Oles Shevchenko, 26 years old

I was born on the day of the Soviet coup, five days before Ukraine became independent. My father said he had a double holiday. He told me: “Mom was in the hospital, all that fuss. On the TV, we saw that everything was falling. That was a defining moment.”

Our life now differs significantly from theirs. They could not go anywhere. My mother managed to travel, because our grandfather had money, but not everyone was lucky enough.

Photo credit: Anastasiya Vlasova/HROMADSKE

My mother played football, volleyball, did biathlon when she was young. She took part in competitions. But they had little entertainment in comparison to us.

Of course, there were problems with freedom of speech and transparency. Patriotism and recognition of Ukraine as an independent country was suppressed. You had to think three times about the outcome before saying anything. Nobody knew the outcome, and whether you would be punished or not [for speaking your mind]. My father told me how difficult it was.

Poets and writers were meeting and discussing the situation very carefully. For my father it was very important he could say everything that he thought.

My dad in general has a complicated story. He is from a foster family. In his passport, it said that he’s Russian by nationality. He spoke Russian at home. But he found his real parents. They turned out to be Ukrainians from Zhytomyr region.

Since that time he principally has started to speak Ukrainian. Instead of Oleksandr, as in the passport, he began to call himself Oles, began to study the history of Ukraine, and loved all Ukrainian poets. In terms of self-consciousness and patriotism, he changed very much in adulthood.
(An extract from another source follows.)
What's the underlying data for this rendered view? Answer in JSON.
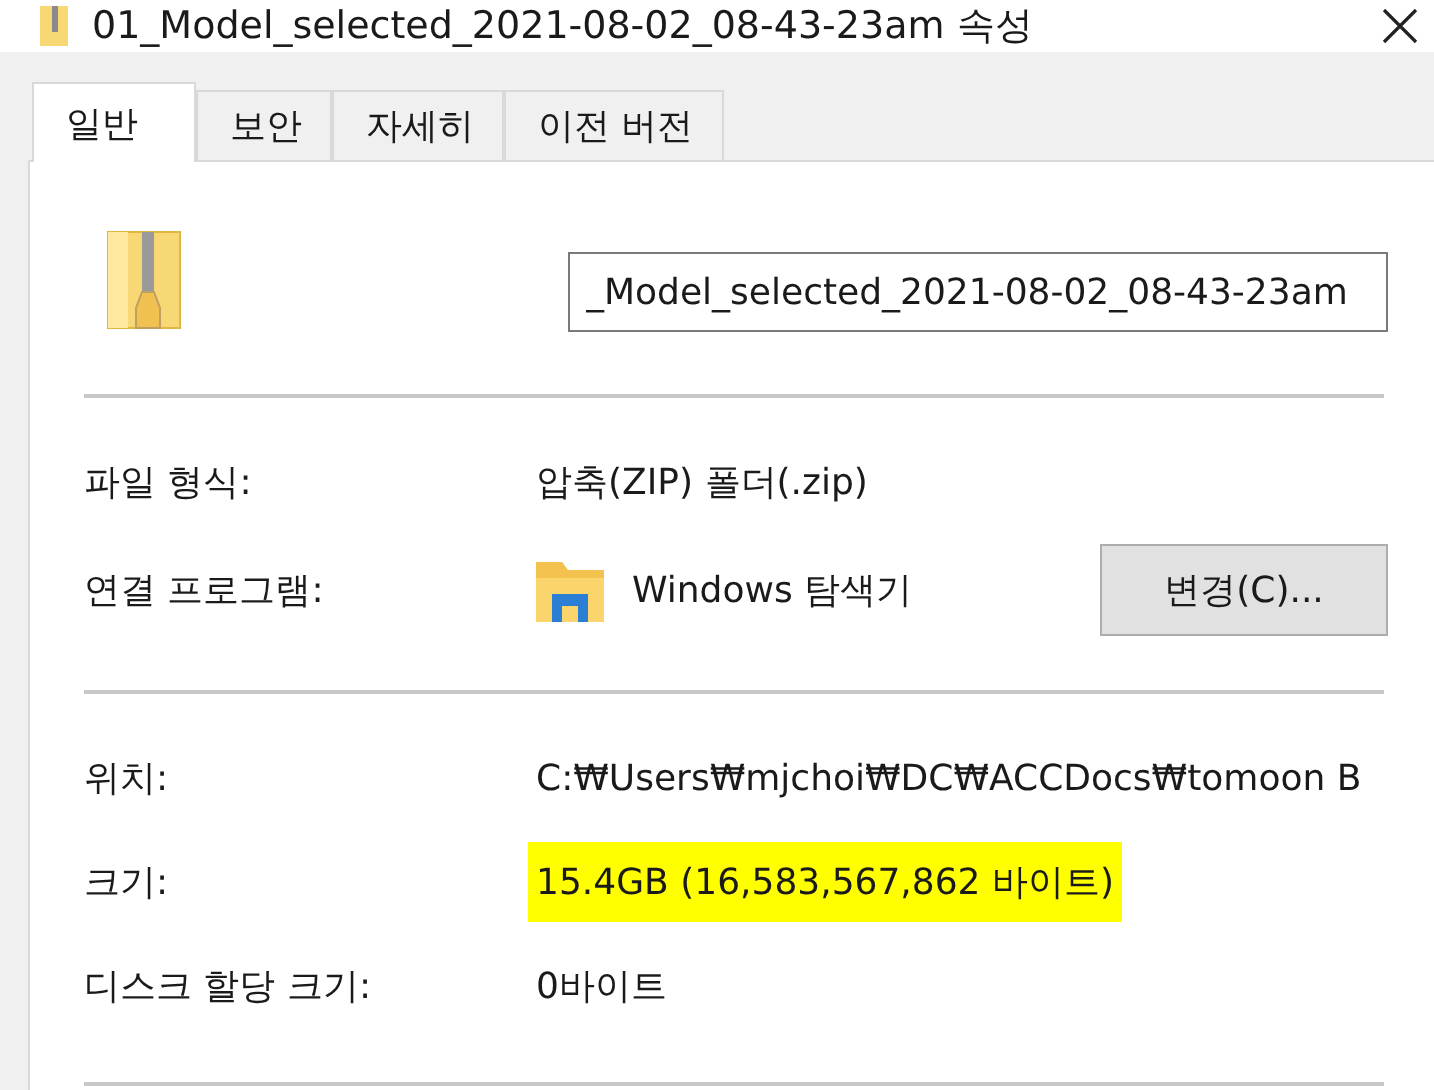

Now he is 70.

Photo credit: Anastasiya Vlasova/HROMADSKE

Our family was on the Independence Square. Even when we were small, our parents were taking us to the Orange Revolution demonstrations. I think they then dreamed less because their access to information was limited. Now I understand that I know very little about the times of their youth. Of course, they tell me about it, but I quickly forget.

I would like to take them to some kind of festival, to "Atlas Weekend" or "Zahid Fest." They have never visited such events. I dream of finding my calling, something that is  both pleasing to me and useful to society. I think that my parents back then also dreamed about this. My mother always thought and still thinks about people.

/Reporting by Anastasiya Vlasova

/Translated by Olga Kuchmagra